Fujimoto, a Las Vegas photographer who was doing a wedding shoot at the time of the crash, said he suddenly saw people running toward the edge of a gulch. He said he heard gasps and went to check out the commotion coming from about 600 feet (183 meters) below.
“In the gulch, there was a helicopter, flames, smoke,” he said. “It was horrible.”
He said that’s when two or three small explosions went off in the wreckage and people weren’t sure what to do. He said some other pilots flying helicopters in the area at the time of the crash descended into the gulch and delivered water and first aid supplies.
Fujimoto said he saw two badly injured women and one of them was yelling out a man’s name. He said one of them “was pretty much burned all over.”
“Her hands were bloody, and body was just more burned,” Fujimoto said.

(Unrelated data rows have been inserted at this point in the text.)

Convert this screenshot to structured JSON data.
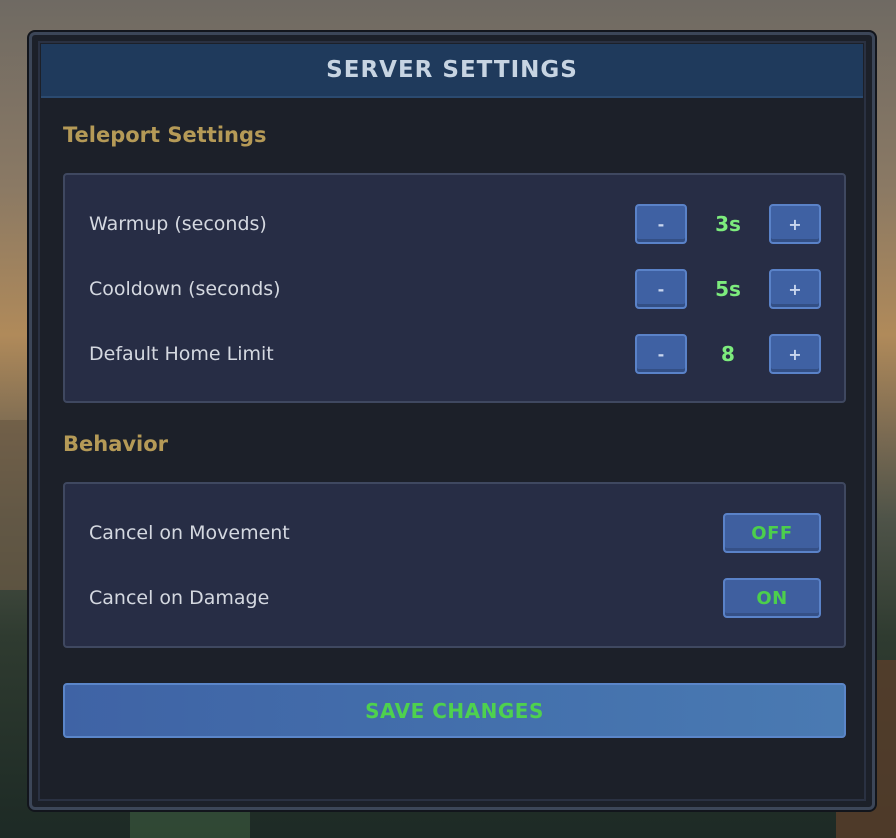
{
  "dialog": {
    "title": "SERVER SETTINGS"
  },
  "teleport": {
    "heading": "Teleport Settings",
    "rows": [
      {
        "label": "Warmup (seconds)",
        "minus": "-",
        "value": "3s",
        "plus": "+"
      },
      {
        "label": "Cooldown (seconds)",
        "minus": "-",
        "value": "5s",
        "plus": "+"
      },
      {
        "label": "Default Home Limit",
        "minus": "-",
        "value": "8",
        "plus": "+"
      }
    ]
  },
  "behavior": {
    "heading": "Behavior",
    "rows": [
      {
        "label": "Cancel on Movement",
        "toggle": "OFF"
      },
      {
        "label": "Cancel on Damage",
        "toggle": "ON"
      }
    ]
  },
  "save": {
    "label": "SAVE CHANGES"
  },
  "colors": {
    "title_bar": "#1f3a5c",
    "heading": "#b59a57",
    "value_green": "#7dec7d",
    "button_blue": "#3f61a3"
  }
}
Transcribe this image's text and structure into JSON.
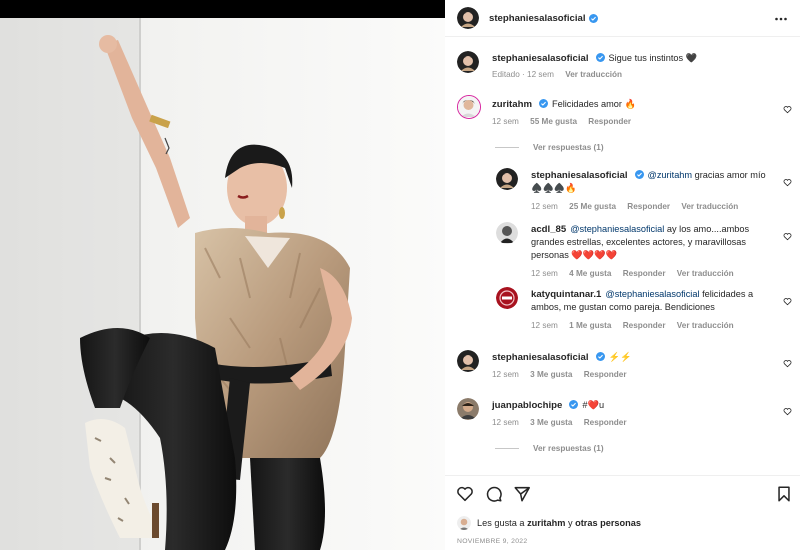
{
  "post": {
    "author": "stephaniesalasoficial",
    "date": "NOVIEMBRE 9, 2022"
  },
  "caption": {
    "username": "stephaniesalasoficial",
    "text": "Sigue tus instintos",
    "emoji": "🖤",
    "edited_time": "Editado · 12 sem",
    "see_translation": "Ver traducción"
  },
  "comments": [
    {
      "username": "zuritahm",
      "verified": true,
      "text": "Felicidades amor",
      "emoji": "🔥",
      "time": "12 sem",
      "likes": "55 Me gusta",
      "reply": "Responder",
      "view_replies": "Ver respuestas (1)",
      "replies": [
        {
          "username": "stephaniesalasoficial",
          "verified": true,
          "mention": "@zuritahm",
          "text": "gracias amor mío",
          "emoji": "♠️♠️♠️🔥",
          "time": "12 sem",
          "likes": "25 Me gusta",
          "reply": "Responder",
          "translate": "Ver traducción"
        },
        {
          "username": "acdl_85",
          "verified": false,
          "mention": "@stephaniesalasoficial",
          "text": "ay los amo....ambos grandes estrellas, excelentes actores, y maravillosas personas",
          "emoji": "❤️❤️❤️❤️",
          "time": "12 sem",
          "likes": "4 Me gusta",
          "reply": "Responder",
          "translate": "Ver traducción"
        },
        {
          "username": "katyquintanar.1",
          "verified": false,
          "mention": "@stephaniesalasoficial",
          "text": "felicidades a ambos, me gustan como pareja. Bendiciones",
          "time": "12 sem",
          "likes": "1 Me gusta",
          "reply": "Responder",
          "translate": "Ver traducción"
        }
      ]
    },
    {
      "username": "stephaniesalasoficial",
      "verified": true,
      "text": "",
      "emoji": "⚡⚡",
      "time": "12 sem",
      "likes": "3 Me gusta",
      "reply": "Responder"
    },
    {
      "username": "juanpablochipe",
      "verified": true,
      "text": "#",
      "emoji": "❤️",
      "text_after": "u",
      "time": "12 sem",
      "likes": "3 Me gusta",
      "reply": "Responder",
      "view_replies": "Ver respuestas (1)"
    }
  ],
  "likes": {
    "prefix": "Les gusta a",
    "user": "zuritahm",
    "connector": "y",
    "others": "otras personas"
  },
  "icons": {
    "more": "more-horizontal-icon",
    "like": "heart-outline-icon",
    "comment": "comment-bubble-icon",
    "share": "paper-plane-icon",
    "save": "bookmark-icon",
    "verified": "verified-badge-icon"
  },
  "colors": {
    "verified": "#3897f0",
    "text": "#262626",
    "muted": "#8e8e8e",
    "link": "#00376b",
    "heart_red": "#ed4956"
  }
}
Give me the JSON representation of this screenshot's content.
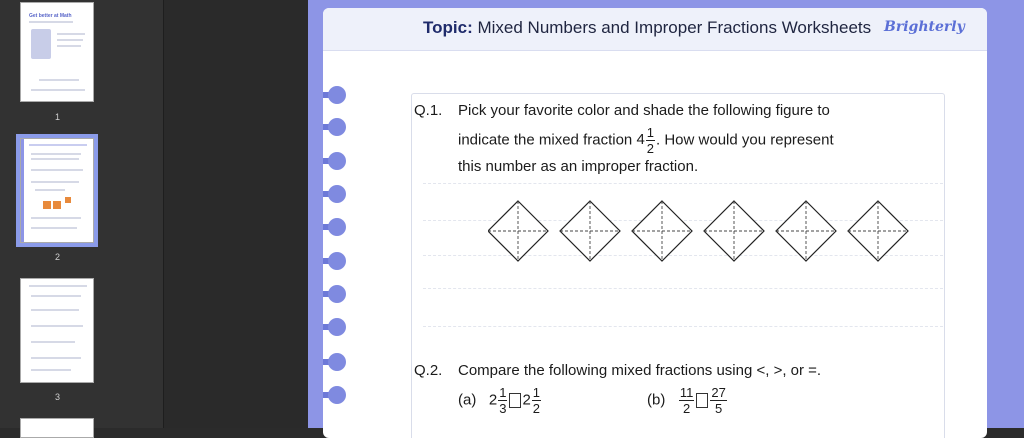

The other woman, he said, was “covered in blood” and was bleeding from her head or neck.
Fujimoto said he has taken helicopter rides for photo shoots for the past few years and generally felt safe. He said the crash aftermath is the worst thing he’s ever witnessed.
A UK Foreign Office spokesperson said: “We are providing support to the families of six British visitors involved in a helicopter accident at the Grand Canyon on 10 February, and we are in close contact with the US emergency services.”
In a statement, Brenda Halvorson, the chief executive of the helicopter company involved – Papillon Airways – said the company extended its heartfelt sympathy to the families of the dead and injured.
On its website, Papillon calls itself “the world’s largest aerial sightseeing company” and says it flies more than 600,000 people a year.
The Grand Canyon, which is more than 1.6km (one mile) deep, is one of the most visited tourist attractions in the US.